**TASK**:
The answer must consist of each line below that holds the word "https", copied as it stands.

**MATERIAL FOR THIS EXERCISE**:
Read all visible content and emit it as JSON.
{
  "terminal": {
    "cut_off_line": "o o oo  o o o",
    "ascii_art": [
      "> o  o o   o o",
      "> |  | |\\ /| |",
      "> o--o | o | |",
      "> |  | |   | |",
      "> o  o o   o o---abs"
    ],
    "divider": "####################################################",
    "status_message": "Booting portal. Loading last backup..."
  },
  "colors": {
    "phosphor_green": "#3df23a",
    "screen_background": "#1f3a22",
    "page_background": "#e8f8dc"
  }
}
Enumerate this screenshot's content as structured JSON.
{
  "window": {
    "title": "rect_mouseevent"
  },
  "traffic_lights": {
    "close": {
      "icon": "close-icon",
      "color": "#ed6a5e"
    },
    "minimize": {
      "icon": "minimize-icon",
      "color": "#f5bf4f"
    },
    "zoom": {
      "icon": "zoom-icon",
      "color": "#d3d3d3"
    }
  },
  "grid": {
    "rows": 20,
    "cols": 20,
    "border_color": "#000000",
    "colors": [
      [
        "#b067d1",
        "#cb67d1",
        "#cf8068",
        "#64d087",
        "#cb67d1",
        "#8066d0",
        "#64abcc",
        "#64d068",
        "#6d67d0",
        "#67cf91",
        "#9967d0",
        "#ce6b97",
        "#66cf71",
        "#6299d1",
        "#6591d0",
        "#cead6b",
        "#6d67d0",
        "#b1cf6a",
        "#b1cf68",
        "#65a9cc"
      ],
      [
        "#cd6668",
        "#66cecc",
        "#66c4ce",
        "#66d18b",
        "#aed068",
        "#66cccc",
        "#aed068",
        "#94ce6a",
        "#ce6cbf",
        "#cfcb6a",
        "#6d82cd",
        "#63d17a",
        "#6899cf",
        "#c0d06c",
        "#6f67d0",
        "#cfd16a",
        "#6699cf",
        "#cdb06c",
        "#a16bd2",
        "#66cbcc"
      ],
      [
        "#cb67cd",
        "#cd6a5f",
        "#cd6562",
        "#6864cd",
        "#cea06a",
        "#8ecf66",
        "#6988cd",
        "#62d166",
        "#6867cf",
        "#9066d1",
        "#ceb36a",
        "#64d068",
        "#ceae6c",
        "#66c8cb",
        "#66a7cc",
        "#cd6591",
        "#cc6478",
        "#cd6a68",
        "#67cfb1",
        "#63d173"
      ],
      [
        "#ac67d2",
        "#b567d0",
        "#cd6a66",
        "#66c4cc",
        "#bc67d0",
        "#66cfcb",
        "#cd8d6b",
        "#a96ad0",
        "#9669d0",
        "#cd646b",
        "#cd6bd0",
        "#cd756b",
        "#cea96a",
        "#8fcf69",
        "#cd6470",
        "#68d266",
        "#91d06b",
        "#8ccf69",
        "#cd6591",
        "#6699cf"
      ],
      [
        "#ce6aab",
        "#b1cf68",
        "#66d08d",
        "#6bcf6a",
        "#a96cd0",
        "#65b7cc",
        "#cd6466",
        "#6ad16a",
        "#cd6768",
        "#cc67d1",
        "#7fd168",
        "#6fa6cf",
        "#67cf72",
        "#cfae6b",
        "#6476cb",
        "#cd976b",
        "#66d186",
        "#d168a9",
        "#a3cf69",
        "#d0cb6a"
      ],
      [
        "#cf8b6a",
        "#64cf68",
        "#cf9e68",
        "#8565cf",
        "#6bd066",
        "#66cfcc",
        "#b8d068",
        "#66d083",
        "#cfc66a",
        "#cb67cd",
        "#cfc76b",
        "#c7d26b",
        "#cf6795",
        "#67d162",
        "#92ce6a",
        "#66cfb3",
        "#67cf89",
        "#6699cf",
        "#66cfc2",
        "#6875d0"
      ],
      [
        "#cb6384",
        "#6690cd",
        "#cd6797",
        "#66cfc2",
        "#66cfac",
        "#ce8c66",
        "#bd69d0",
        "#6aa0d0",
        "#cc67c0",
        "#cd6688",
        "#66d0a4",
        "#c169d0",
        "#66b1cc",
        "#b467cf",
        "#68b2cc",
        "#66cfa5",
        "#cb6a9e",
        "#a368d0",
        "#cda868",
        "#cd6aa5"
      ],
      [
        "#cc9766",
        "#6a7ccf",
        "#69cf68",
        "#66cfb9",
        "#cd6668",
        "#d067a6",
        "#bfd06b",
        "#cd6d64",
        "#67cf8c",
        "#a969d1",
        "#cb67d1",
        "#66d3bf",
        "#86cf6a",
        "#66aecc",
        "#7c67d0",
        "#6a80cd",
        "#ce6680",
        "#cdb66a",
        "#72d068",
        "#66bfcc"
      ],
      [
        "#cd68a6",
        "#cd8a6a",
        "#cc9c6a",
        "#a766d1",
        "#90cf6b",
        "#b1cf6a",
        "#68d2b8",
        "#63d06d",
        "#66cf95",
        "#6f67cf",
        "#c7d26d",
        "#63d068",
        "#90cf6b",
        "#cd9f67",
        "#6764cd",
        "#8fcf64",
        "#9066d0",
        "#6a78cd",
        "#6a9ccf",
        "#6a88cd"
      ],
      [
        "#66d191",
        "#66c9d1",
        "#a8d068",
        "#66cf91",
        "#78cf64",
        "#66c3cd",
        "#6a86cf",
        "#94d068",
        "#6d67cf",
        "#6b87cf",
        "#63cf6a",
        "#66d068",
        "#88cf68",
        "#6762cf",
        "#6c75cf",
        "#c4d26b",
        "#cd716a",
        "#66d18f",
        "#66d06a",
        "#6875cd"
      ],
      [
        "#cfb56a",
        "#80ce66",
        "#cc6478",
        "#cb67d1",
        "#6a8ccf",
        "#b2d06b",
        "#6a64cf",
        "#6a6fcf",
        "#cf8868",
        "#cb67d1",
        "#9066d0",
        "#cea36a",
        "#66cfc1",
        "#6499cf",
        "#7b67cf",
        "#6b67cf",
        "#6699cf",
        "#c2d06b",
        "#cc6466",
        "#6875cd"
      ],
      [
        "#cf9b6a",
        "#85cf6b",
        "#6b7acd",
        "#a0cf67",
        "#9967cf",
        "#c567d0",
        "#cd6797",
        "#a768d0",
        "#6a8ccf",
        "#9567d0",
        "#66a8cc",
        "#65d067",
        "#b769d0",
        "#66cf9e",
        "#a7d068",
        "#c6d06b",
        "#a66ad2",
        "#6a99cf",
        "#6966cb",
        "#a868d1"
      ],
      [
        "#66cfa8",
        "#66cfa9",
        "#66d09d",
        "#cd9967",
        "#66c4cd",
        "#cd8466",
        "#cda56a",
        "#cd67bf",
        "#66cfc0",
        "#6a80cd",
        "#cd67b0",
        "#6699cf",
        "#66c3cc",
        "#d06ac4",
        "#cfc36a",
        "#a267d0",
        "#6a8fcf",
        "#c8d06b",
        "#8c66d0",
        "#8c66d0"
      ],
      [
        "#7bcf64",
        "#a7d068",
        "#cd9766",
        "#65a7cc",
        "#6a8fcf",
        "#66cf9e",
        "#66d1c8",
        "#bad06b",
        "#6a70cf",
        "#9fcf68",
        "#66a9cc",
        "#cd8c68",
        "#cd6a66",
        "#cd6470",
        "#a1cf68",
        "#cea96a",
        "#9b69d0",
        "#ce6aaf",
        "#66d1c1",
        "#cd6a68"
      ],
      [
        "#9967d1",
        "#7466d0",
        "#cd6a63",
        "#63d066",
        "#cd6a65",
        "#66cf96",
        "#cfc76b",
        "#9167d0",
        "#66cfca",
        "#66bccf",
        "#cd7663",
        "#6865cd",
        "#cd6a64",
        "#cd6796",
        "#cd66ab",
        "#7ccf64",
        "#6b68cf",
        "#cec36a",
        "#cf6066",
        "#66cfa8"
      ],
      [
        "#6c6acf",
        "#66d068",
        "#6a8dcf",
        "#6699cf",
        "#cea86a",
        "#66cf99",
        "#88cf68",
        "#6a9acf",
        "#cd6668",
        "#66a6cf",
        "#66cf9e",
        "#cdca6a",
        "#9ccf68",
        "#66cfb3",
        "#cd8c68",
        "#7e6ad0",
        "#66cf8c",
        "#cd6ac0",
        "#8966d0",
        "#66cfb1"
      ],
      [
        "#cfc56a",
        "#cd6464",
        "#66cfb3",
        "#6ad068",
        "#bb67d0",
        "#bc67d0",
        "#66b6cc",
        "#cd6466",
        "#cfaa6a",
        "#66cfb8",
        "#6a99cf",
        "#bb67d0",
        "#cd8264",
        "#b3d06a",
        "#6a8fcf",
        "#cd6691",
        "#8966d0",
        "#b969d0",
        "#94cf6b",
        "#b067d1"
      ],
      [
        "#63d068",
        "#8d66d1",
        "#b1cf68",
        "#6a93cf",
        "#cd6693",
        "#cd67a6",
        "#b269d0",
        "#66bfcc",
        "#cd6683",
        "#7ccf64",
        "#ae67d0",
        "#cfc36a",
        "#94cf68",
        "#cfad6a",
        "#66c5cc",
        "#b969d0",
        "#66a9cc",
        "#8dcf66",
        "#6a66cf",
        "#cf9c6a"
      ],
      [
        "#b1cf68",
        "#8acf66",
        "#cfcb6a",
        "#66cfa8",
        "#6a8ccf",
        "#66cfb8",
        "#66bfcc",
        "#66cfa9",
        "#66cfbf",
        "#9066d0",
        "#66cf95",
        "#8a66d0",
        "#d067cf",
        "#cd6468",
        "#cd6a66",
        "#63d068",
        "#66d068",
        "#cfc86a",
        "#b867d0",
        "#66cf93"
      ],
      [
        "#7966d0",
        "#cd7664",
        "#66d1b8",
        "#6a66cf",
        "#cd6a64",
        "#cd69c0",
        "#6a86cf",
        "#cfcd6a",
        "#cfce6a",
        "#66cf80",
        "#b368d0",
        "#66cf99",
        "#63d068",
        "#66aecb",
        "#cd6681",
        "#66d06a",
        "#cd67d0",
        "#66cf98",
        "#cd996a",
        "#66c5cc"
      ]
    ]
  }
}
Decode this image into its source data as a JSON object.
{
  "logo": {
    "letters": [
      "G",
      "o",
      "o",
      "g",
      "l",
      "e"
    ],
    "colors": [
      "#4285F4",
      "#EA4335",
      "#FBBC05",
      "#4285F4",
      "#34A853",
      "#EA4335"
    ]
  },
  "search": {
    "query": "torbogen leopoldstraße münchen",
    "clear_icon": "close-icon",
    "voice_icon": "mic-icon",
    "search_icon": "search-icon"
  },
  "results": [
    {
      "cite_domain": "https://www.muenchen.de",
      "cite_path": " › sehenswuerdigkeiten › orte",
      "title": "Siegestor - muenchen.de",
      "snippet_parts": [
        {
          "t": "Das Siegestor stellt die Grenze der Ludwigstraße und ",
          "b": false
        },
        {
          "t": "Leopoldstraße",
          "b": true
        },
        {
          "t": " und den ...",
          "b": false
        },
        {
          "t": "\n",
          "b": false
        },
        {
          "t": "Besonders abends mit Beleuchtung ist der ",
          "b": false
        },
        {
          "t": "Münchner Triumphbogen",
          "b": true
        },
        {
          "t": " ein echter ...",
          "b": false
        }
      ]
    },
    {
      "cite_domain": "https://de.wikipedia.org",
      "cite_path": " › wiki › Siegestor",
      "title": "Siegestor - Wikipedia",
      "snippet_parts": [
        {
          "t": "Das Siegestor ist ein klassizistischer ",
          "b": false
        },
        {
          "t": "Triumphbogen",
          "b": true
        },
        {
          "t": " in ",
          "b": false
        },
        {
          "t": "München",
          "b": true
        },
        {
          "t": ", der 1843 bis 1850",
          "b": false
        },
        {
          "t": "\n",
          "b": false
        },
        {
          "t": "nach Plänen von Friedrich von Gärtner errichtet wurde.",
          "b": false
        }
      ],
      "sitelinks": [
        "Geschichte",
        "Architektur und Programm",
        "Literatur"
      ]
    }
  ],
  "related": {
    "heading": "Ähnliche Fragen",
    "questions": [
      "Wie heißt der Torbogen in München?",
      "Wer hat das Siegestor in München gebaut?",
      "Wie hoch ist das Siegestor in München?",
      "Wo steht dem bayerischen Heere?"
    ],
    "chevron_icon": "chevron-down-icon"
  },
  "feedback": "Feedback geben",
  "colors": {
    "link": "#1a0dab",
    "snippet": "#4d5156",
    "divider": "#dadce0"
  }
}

**ANSWER FOR THIS EXERCISE**:
      "cite_domain": "https://www.muenchen.de",
      "cite_domain": "https://de.wikipedia.org",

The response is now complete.